### Aim of the exercise
Counting only lines below that contain the string "name", give the total as a single number.

Source data:
---+---

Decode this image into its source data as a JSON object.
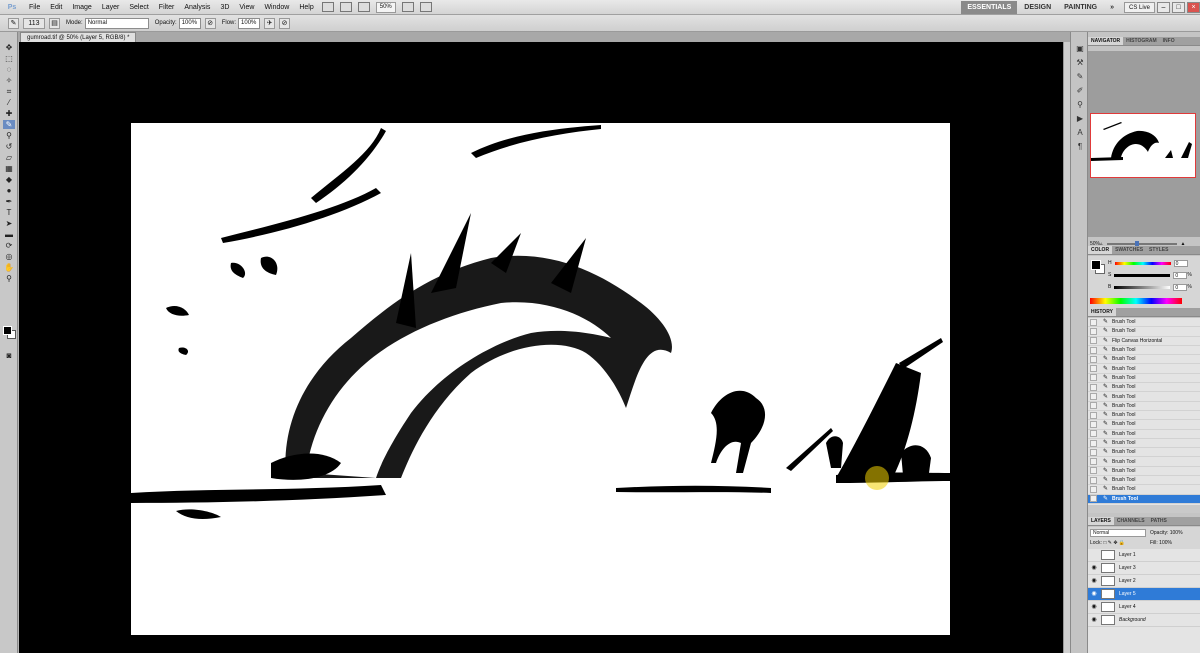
{
  "menubar": {
    "logo": "Ps",
    "items": [
      "File",
      "Edit",
      "Image",
      "Layer",
      "Select",
      "Filter",
      "Analysis",
      "3D",
      "View",
      "Window",
      "Help"
    ],
    "zoom": "50%",
    "workspaces": [
      "ESSENTIALS",
      "DESIGN",
      "PAINTING"
    ],
    "cslive": "CS Live"
  },
  "options": {
    "brush_size": "113",
    "mode_label": "Mode:",
    "mode_value": "Normal",
    "opacity_label": "Opacity:",
    "opacity_value": "100%",
    "flow_label": "Flow:",
    "flow_value": "100%"
  },
  "document": {
    "tab_title": "gumroad.tif @ 50% (Layer 5, RGB/8) *"
  },
  "navigator": {
    "tabs": [
      "NAVIGATOR",
      "HISTOGRAM",
      "INFO"
    ],
    "zoom": "50%"
  },
  "color": {
    "tabs": [
      "COLOR",
      "SWATCHES",
      "STYLES"
    ],
    "rows": [
      {
        "label": "H",
        "value": "0",
        "unit": ""
      },
      {
        "label": "S",
        "value": "0",
        "unit": "%"
      },
      {
        "label": "B",
        "value": "0",
        "unit": "%"
      }
    ]
  },
  "history": {
    "title": "HISTORY",
    "items": [
      "Brush Tool",
      "Brush Tool",
      "Flip Canvas Horizontal",
      "Brush Tool",
      "Brush Tool",
      "Brush Tool",
      "Brush Tool",
      "Brush Tool",
      "Brush Tool",
      "Brush Tool",
      "Brush Tool",
      "Brush Tool",
      "Brush Tool",
      "Brush Tool",
      "Brush Tool",
      "Brush Tool",
      "Brush Tool",
      "Brush Tool",
      "Brush Tool",
      "Brush Tool"
    ],
    "active_index": 19
  },
  "layers": {
    "tabs": [
      "LAYERS",
      "CHANNELS",
      "PATHS"
    ],
    "blend_mode": "Normal",
    "opacity_label": "Opacity:",
    "opacity_value": "100%",
    "lock_label": "Lock:",
    "fill_label": "Fill:",
    "fill_value": "100%",
    "items": [
      {
        "name": "Layer 1",
        "visible": false
      },
      {
        "name": "Layer 3",
        "visible": true
      },
      {
        "name": "Layer 2",
        "visible": true
      },
      {
        "name": "Layer 5",
        "visible": true,
        "active": true
      },
      {
        "name": "Layer 4",
        "visible": true
      },
      {
        "name": "Background",
        "visible": true
      }
    ]
  },
  "colors": {
    "selection": "#2f7bd7",
    "canvas_bg": "#000000",
    "artboard": "#ffffff"
  }
}
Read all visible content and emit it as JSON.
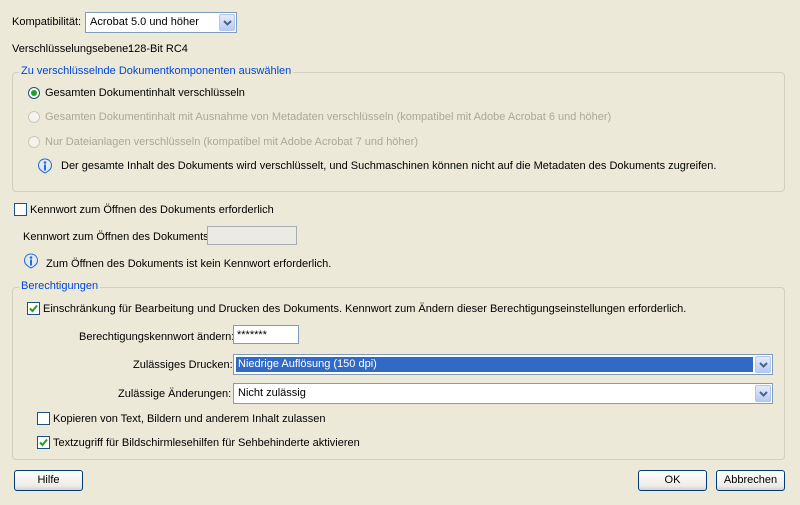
{
  "compatibility": {
    "label": "Kompatibilität:",
    "value": "Acrobat 5.0 und höher"
  },
  "encryption_level": {
    "label": "Verschlüsselungsebene:",
    "value": "128-Bit RC4"
  },
  "components_group": {
    "legend": "Zu verschlüsselnde Dokumentkomponenten auswählen",
    "options": [
      {
        "label": "Gesamten Dokumentinhalt verschlüsseln",
        "checked": true,
        "enabled": true
      },
      {
        "label": "Gesamten Dokumentinhalt mit Ausnahme von Metadaten verschlüsseln (kompatibel mit Adobe Acrobat 6 und höher)",
        "checked": false,
        "enabled": false
      },
      {
        "label": "Nur Dateianlagen verschlüsseln (kompatibel mit Adobe Acrobat 7 und höher)",
        "checked": false,
        "enabled": false
      }
    ],
    "info": "Der gesamte Inhalt des Dokuments wird verschlüsselt, und Suchmaschinen können nicht auf die Metadaten des Dokuments zugreifen."
  },
  "open_password": {
    "checkbox_label": "Kennwort zum Öffnen des Dokuments erforderlich",
    "checked": false,
    "field_label": "Kennwort zum Öffnen des Dokuments:",
    "field_value": "",
    "info": "Zum Öffnen des Dokuments ist kein Kennwort erforderlich."
  },
  "permissions_group": {
    "legend": "Berechtigungen",
    "restrict_label": "Einschränkung für Bearbeitung und Drucken des Dokuments. Kennwort zum Ändern dieser Berechtigungseinstellungen erforderlich.",
    "restrict_checked": true,
    "password_label": "Berechtigungskennwort ändern:",
    "password_value": "*******",
    "printing_label": "Zulässiges Drucken:",
    "printing_value": "Niedrige Auflösung (150 dpi)",
    "changes_label": "Zulässige Änderungen:",
    "changes_value": "Nicht zulässig",
    "copy_label": "Kopieren von Text, Bildern und anderem Inhalt zulassen",
    "copy_checked": false,
    "access_label": "Textzugriff für Bildschirmlesehilfen für Sehbehinderte aktivieren",
    "access_checked": true
  },
  "buttons": {
    "help": "Hilfe",
    "ok": "OK",
    "cancel": "Abbrechen"
  },
  "colors": {
    "legend": "#0046d5",
    "selection": "#316ac5",
    "checkmark": "#21a121",
    "info_icon": "#2a6fc9"
  },
  "icons": [
    "chevron-down-icon",
    "info-icon",
    "checkmark-icon"
  ]
}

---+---

### Response area
6